(Beginning of Data provided)

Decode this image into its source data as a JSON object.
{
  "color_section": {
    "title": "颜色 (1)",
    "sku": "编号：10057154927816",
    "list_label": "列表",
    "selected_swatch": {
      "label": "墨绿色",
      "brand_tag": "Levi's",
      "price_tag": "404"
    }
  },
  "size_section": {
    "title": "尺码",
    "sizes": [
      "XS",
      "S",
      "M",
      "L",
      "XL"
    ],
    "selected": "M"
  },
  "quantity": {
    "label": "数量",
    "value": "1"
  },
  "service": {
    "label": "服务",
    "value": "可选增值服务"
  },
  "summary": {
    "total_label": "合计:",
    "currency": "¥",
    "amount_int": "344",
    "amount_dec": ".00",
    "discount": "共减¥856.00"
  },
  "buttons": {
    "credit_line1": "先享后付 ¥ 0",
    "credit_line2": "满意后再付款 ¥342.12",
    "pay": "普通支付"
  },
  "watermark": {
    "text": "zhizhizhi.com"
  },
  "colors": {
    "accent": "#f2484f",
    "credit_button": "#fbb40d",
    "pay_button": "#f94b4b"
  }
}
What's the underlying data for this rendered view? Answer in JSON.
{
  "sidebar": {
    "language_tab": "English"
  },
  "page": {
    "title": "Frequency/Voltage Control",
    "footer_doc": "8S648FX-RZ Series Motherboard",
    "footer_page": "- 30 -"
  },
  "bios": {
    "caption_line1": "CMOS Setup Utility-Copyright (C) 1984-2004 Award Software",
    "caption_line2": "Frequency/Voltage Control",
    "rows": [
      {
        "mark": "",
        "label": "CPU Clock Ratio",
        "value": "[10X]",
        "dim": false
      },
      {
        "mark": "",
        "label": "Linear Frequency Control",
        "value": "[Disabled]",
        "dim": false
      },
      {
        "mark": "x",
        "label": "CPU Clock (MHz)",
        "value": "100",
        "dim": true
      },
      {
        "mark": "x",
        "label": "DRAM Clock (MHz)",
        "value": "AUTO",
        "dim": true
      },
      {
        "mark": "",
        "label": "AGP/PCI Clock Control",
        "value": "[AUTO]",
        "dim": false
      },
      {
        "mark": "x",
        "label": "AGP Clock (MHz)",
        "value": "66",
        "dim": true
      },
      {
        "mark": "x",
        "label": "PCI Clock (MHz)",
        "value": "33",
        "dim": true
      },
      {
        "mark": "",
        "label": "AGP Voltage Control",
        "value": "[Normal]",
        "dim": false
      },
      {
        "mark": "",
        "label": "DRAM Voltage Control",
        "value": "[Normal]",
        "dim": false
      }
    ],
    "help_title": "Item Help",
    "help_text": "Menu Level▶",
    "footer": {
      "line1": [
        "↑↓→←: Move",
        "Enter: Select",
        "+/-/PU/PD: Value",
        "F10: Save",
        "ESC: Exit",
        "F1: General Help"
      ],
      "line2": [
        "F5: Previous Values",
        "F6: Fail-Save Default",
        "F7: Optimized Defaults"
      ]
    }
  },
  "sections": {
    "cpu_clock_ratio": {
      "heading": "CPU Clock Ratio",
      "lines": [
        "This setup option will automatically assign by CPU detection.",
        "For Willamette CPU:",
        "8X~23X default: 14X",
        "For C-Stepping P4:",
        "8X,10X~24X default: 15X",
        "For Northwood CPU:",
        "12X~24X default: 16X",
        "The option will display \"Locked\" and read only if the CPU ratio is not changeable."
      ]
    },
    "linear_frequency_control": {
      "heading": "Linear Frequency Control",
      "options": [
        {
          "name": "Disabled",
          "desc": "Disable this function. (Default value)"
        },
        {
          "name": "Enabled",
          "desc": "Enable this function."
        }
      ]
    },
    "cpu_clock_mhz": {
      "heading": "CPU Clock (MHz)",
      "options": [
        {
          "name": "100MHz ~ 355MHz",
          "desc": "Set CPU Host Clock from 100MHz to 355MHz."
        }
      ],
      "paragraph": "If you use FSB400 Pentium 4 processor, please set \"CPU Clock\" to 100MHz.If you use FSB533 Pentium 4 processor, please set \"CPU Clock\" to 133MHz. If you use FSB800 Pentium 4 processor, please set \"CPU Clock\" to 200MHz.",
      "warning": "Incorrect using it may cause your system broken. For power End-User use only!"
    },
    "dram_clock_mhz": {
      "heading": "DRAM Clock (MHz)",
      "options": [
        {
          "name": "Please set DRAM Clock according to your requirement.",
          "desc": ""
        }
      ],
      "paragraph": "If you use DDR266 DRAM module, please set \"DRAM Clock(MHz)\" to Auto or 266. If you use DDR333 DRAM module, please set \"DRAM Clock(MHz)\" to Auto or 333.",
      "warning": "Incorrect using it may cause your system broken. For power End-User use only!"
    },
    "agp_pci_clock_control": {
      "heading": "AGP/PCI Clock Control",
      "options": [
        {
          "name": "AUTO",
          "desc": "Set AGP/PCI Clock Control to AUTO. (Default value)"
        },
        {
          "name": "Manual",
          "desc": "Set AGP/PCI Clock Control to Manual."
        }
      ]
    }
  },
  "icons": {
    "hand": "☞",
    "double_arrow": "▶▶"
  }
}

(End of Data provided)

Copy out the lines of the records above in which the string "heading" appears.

      "heading": "CPU Clock Ratio",
      "heading": "Linear Frequency Control",
      "heading": "CPU Clock (MHz)",
      "heading": "DRAM Clock (MHz)",
      "heading": "AGP/PCI Clock Control",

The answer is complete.